## TASK OBJECTIVE
Repeat the data exactly, please.

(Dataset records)

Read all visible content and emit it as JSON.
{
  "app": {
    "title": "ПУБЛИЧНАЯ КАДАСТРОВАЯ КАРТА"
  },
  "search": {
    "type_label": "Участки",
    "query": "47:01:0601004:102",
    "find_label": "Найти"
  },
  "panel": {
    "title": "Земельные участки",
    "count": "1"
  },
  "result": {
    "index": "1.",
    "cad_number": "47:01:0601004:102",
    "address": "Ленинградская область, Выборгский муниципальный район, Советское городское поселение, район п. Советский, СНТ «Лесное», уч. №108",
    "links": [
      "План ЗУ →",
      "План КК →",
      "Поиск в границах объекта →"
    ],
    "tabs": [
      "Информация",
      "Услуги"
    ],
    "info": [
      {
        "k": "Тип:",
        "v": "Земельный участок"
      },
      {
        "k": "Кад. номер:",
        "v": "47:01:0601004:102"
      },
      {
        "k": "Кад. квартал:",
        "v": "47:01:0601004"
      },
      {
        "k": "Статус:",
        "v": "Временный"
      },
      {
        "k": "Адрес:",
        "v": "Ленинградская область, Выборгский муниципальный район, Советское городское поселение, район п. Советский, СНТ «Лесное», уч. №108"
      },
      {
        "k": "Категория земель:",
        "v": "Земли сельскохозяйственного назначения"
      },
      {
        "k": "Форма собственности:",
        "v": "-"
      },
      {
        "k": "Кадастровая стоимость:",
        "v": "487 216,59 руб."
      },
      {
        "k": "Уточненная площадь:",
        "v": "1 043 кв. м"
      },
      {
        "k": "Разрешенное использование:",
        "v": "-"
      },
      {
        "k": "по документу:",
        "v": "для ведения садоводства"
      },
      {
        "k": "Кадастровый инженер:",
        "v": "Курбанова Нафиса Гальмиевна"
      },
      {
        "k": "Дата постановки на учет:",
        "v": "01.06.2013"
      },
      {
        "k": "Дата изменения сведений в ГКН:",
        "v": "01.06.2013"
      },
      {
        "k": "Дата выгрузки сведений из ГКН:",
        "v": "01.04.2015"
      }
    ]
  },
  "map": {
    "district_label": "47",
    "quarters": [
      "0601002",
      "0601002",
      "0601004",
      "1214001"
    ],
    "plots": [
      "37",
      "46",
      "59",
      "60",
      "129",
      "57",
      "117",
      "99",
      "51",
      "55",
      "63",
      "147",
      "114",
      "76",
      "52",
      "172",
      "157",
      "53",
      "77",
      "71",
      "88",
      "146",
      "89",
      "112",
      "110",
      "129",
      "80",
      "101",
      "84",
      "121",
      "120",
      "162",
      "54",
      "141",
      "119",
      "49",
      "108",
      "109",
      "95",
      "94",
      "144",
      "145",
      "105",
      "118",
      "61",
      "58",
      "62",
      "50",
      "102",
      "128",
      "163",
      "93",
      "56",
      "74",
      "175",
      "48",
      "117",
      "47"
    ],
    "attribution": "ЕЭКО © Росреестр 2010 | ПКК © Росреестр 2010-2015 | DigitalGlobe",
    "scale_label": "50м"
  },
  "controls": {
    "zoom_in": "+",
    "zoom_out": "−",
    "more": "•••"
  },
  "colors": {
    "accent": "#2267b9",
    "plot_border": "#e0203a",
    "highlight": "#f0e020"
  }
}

## TASK RESULT
Read all visible content and emit it as JSON.
{
  "app": {
    "title": "ПУБЛИЧНАЯ КАДАСТРОВАЯ КАРТА"
  },
  "search": {
    "type_label": "Участки",
    "query": "47:01:0601004:102",
    "find_label": "Найти"
  },
  "panel": {
    "title": "Земельные участки",
    "count": "1"
  },
  "result": {
    "index": "1.",
    "cad_number": "47:01:0601004:102",
    "address": "Ленинградская область, Выборгский муниципальный район, Советское городское поселение, район п. Советский, СНТ «Лесное», уч. №108",
    "links": [
      "План ЗУ →",
      "План КК →",
      "Поиск в границах объекта →"
    ],
    "tabs": [
      "Информация",
      "Услуги"
    ],
    "info": [
      {
        "k": "Тип:",
        "v": "Земельный участок"
      },
      {
        "k": "Кад. номер:",
        "v": "47:01:0601004:102"
      },
      {
        "k": "Кад. квартал:",
        "v": "47:01:0601004"
      },
      {
        "k": "Статус:",
        "v": "Временный"
      },
      {
        "k": "Адрес:",
        "v": "Ленинградская область, Выборгский муниципальный район, Советское городское поселение, район п. Советский, СНТ «Лесное», уч. №108"
      },
      {
        "k": "Категория земель:",
        "v": "Земли сельскохозяйственного назначения"
      },
      {
        "k": "Форма собственности:",
        "v": "-"
      },
      {
        "k": "Кадастровая стоимость:",
        "v": "487 216,59 руб."
      },
      {
        "k": "Уточненная площадь:",
        "v": "1 043 кв. м"
      },
      {
        "k": "Разрешенное использование:",
        "v": "-"
      },
      {
        "k": "по документу:",
        "v": "для ведения садоводства"
      },
      {
        "k": "Кадастровый инженер:",
        "v": "Курбанова Нафиса Гальмиевна"
      },
      {
        "k": "Дата постановки на учет:",
        "v": "01.06.2013"
      },
      {
        "k": "Дата изменения сведений в ГКН:",
        "v": "01.06.2013"
      },
      {
        "k": "Дата выгрузки сведений из ГКН:",
        "v": "01.04.2015"
      }
    ]
  },
  "map": {
    "district_label": "47",
    "quarters": [
      "0601002",
      "0601002",
      "0601004",
      "1214001"
    ],
    "plots": [
      "37",
      "46",
      "59",
      "60",
      "129",
      "57",
      "117",
      "99",
      "51",
      "55",
      "63",
      "147",
      "114",
      "76",
      "52",
      "172",
      "157",
      "53",
      "77",
      "71",
      "88",
      "146",
      "89",
      "112",
      "110",
      "129",
      "80",
      "101",
      "84",
      "121",
      "120",
      "162",
      "54",
      "141",
      "119",
      "49",
      "108",
      "109",
      "95",
      "94",
      "144",
      "145",
      "105",
      "118",
      "61",
      "58",
      "62",
      "50",
      "102",
      "128",
      "163",
      "93",
      "56",
      "74",
      "175",
      "48",
      "117",
      "47"
    ],
    "attribution": "ЕЭКО © Росреестр 2010 | ПКК © Росреестр 2010-2015 | DigitalGlobe",
    "scale_label": "50м"
  },
  "controls": {
    "zoom_in": "+",
    "zoom_out": "−",
    "more": "•••"
  },
  "colors": {
    "accent": "#2267b9",
    "plot_border": "#e0203a",
    "highlight": "#f0e020"
  }
}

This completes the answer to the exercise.